JF: In 2 sentences, what is the argument of A Notorious Woman?

EC: Casting aside characterizations of Anne Royall as a virago, or pioneer for women’s rights, A Notorious Woman concentrates on how Royall sustained a viable publishing career in the boisterous political and religious world of Jacksonian America.  An often divisive figure, she asserted her right to a political voice despite being a woman and demanded the attention of Americans as she fought to defend American liberties against those she claimed were undermining them.

JF: Why do we need to read A Notorious Woman?

EC: I think Anne Royall deserves to be better known, but she is difficult to pigeon-hole.  In part this is because she wrote so little about her own life, but also because she divided contemporaries.  By placing Royall firmly within the context of her time, A Notorious Woman is more than simply a biography of a fascinating woman, but makes a contribution to the history of early nineteenth-century American politics, religion and print culture, and women’s place within those arenas.

JF: When and why did you decide to become an American historian?

EC: I was inspired by my teachers as an undergraduate and when deciding to study for a PhD it was not difficult to choose American history.  My graduate studies at University College London allowed me to spend a year at the University of Illinois at Urbana-Champaign, where I was introduced to American women’s history.  Since gaining my PhD, I have become part of a strong community of nineteenth-century American historians in Britain who have a long tradition of transatlantic scholarship and close connections with their American colleagues.

JF: What is your next project?

EC: The next project was prompted by my research into Anne Royall’s childhood on the Trans-Appalachian frontier during the Revolution.  It looks at the role of women in building communities on this frontier, and has so far been supported by a fellowship at The Filson Historical Society in Louisville, Kentucky and several research trips to other archives and libraries in Kentucky, Chicago, West Virginia and Pennsylvania.  It aims to challenge the focus on male pioneers such as Daniel Boone, to consider the significant contributions of the women involved in creating this first American West.

JF: Thanks, Elizabeth!

The Launching of the Martin Van Buren Papers

Alternative title: “We at The Way of Improvement Leads Home are not the Only Historians With Presidential Pez Dispensers” (Fast forward to the 18:00 mark in the video below).

But seriously, I am very happy for Mark Cheathem and Cumberland University.  I am also impressed that the administration of Cumberland is so supportive of this project.  An announcement for the project is now featured in the most prominent spot on the university’s website.

Read all about it here.

And here is the video of the launch ceremony of the Martin Van Buren Papers Project:

New Books Series on Jacksonian America

Do you have a manuscript on Jacksonian America sitting around?  Mark Cheathem wants to see it:

Beth Salerno and I are co-editing a new book series at Vanderbilt University Press (VUP). Entitled New Perspectives on Jacksonian America, the series will examine the period from 1812-1861, which generally spans the decades when Andrew Jackson was a significant figure in life and death.

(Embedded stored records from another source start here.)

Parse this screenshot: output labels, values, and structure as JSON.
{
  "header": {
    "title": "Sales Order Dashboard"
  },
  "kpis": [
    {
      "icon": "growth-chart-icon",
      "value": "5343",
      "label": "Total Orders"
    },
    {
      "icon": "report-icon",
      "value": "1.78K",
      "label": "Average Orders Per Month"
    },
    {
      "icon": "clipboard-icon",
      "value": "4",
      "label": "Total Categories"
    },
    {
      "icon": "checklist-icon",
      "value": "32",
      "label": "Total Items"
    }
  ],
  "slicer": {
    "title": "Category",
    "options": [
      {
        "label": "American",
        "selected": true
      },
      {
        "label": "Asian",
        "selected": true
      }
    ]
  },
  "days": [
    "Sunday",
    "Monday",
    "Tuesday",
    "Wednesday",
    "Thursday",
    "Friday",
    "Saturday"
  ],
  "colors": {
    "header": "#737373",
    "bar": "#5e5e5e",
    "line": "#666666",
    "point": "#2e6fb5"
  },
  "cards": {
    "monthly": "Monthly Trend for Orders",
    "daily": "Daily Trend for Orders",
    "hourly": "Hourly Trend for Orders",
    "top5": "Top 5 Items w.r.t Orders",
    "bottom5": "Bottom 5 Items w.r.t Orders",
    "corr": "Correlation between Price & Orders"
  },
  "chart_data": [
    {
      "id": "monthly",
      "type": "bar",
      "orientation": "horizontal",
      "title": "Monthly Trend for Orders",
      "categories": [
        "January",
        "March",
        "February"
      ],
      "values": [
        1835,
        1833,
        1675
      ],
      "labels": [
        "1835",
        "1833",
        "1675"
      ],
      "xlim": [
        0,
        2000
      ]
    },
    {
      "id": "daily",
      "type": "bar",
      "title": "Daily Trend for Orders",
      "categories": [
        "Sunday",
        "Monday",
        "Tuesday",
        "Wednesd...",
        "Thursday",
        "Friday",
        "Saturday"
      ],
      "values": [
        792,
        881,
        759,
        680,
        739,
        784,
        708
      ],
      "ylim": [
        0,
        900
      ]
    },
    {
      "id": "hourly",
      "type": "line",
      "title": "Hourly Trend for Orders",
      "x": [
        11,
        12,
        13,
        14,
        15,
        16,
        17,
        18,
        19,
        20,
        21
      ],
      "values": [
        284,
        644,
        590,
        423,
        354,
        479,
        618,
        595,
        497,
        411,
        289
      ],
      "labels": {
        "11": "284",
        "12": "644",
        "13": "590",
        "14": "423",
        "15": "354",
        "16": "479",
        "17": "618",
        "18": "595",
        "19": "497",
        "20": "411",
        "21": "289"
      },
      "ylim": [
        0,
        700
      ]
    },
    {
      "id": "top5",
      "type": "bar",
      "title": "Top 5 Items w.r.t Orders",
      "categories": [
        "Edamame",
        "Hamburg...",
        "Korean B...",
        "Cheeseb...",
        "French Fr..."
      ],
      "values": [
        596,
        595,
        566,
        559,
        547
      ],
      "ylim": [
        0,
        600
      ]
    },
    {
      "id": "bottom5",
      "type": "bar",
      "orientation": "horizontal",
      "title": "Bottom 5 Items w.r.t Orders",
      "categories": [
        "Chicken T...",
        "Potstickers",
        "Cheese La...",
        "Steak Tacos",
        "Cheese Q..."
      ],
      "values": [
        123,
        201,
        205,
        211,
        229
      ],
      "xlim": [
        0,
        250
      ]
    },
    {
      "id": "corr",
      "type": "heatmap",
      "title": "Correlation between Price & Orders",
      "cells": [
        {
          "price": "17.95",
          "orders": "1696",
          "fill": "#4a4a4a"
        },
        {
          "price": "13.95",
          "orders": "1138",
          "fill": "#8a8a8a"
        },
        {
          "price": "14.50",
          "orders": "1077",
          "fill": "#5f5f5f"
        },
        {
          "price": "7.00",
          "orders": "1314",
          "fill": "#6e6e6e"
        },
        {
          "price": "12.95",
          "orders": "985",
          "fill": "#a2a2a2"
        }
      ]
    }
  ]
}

The chronological definition of the series recognizes the importance of the War of 1812 in elevating Jackson to national prominence and his continued importance, even after his death in 1845, to United States politics and society in the years leading up to the Civil War. This series will consider any manuscript that addresses the Jacksonian period and its place in shaping the United States during these decades.
Our current advisory board consists of:
John Belohlavek, University of South Florida
Andrew Frank, Florida State University
Lorri Glover, Saint Louis University
Stephen Mihm, University of Georgia
Kirsten E. Wood, Florida International University
You can find submission guidelines at the VUP site. Proposals can be sent tomeBeth Salerno, or VUP Acquisitions Editor Eli Bortz.